John and Florence who both felt very fresh and agile, were eager to
press forward, but Grimkie kept them back, stopping continually to
gather flowers, and to look back at the prospect. Whenever he found a
flat stone with a smooth and clear surface, he persuaded his aunt to sit
down, and when she was once seated, he detained her as long as possible,
by talking with her, and amusing her mind with the objects around her.
Then he would point to the next elevation above, and ask his aunt if she
thought she could go up to it; and she would say, “Oh, yes! I am not
tired at all yet.”
In this way the party sauntered along for more than three hours,
advancing all the time, but in a slow and unconcerned manner, without
thought or care, as if they were out for a walk, without any definite
plan in respect to the end of the excursion.
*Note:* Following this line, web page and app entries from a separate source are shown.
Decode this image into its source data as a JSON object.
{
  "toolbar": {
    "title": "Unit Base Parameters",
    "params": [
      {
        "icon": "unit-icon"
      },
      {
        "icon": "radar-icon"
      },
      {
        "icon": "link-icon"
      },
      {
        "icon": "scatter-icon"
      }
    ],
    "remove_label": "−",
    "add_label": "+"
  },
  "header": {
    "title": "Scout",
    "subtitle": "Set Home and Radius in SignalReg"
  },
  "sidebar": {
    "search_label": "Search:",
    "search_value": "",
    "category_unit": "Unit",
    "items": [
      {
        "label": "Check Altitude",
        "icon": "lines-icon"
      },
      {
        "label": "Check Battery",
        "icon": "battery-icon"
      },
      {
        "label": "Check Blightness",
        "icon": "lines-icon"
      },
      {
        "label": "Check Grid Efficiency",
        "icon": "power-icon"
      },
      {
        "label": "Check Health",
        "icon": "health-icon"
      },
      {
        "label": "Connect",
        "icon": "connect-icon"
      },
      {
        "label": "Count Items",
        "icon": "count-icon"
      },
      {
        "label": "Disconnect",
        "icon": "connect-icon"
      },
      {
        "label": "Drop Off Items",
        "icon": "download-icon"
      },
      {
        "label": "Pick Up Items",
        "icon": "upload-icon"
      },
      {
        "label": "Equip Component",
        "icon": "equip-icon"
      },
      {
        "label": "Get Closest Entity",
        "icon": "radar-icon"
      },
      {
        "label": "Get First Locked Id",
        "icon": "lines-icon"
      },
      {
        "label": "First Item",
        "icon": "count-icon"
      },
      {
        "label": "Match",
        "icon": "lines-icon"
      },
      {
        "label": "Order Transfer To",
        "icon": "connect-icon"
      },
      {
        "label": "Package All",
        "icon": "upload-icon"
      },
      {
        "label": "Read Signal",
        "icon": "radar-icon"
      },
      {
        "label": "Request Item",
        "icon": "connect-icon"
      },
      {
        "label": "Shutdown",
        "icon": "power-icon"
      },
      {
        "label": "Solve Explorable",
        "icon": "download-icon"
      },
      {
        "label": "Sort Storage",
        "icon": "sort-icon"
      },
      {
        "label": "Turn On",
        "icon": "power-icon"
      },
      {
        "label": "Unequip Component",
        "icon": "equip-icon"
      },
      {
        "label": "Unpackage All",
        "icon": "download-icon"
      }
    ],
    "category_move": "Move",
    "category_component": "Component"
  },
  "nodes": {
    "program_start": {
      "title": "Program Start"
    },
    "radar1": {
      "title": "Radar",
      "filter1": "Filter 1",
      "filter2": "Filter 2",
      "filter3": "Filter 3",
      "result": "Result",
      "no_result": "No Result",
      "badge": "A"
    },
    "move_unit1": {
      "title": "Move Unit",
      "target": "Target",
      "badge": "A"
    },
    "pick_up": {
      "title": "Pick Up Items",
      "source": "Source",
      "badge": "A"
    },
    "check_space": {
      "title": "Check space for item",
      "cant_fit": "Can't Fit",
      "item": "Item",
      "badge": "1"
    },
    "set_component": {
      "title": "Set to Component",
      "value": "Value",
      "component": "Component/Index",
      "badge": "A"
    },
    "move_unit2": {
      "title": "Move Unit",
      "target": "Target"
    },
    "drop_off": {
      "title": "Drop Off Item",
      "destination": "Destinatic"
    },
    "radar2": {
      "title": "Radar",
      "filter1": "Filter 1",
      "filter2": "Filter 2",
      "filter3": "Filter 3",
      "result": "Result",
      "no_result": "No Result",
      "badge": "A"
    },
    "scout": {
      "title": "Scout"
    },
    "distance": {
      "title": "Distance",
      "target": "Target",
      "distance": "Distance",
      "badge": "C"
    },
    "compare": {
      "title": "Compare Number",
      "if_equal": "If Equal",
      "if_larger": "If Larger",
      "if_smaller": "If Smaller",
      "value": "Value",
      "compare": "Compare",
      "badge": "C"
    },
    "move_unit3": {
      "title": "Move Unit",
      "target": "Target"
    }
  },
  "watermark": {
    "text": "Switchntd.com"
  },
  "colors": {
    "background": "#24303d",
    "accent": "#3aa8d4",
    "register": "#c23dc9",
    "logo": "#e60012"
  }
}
At last, however, about
noon, Mrs. Morelle took out her watch, and expressed surprise to find
how late it was, and said that it was time for her to begin to think
about going home.
“Look up there, Auntie,” said Grimkie, “where that shepherd is standing
with his dog. There must be a grand lookout from there. Let us go up as
high as that, and there we will have our luncheon, and then, if you
please, we will set out for home."
Mrs. Morelle made no objection to going up to the point which Grimkie
had indicated, and they soon attained it. Here they found a spring of
water coming out from under a great rock. Grimkie brought some flat
stones and made seats for the party in a shady and sheltered place, and
then the guide opened the bag and took out the provisions. Mrs. Morelle
was quite surprised to see so abundant a supply of provisions coming to
“I did not know that we were going to have even a luncheon on the
mountain,” said she, “and here you have got enough, almost, for a
The party remained at the spring for more than half an hour, and then
Mrs. Morelle found herself so much refreshed by the chicken and the
sandwiches, and especially by the tumbler of cold coffee which Grimkie
mixed for her, that she said she was almost inclined to go on farther;
and when the guide told her that an hour more of easy walking would
bring her to the very top, she said she had half a mind to try to go
“Do you think I could do it, Grimkie?” said she.
Grimkie said it was a great thing for a lady to get to the top of Ben
Nevis, but if she felt strong enough to try it, he should like it very
much indeed. She might go on for half an hour more at any rate, and then
if she felt tired she could turn.
Mra. Morelle determined to follow this suggestion, and the result was,
that she persevered until she reached the top.
The wind blew very fresh and cool upon the summit, and the party could
not remain there long. While they did remain, however, they were filled
with wonder and delight at the extent and sublime magnificence of the
view. The mountains lay all around them, clothed with a velvet-like
covering of the softest green, and between them lay an endless number
and variety of lakes and rivers—all sleeping apparently in the sun—and
green fields, and pretty villages, and charming glens, in endless
After remaining upon the mountain for about fifteen minutes, they all
set out upon their return. They of course came down the path very
easily, and getting into the dog-cart, when they reached the foot of the
descent, they were driven very rapidly back to the inn.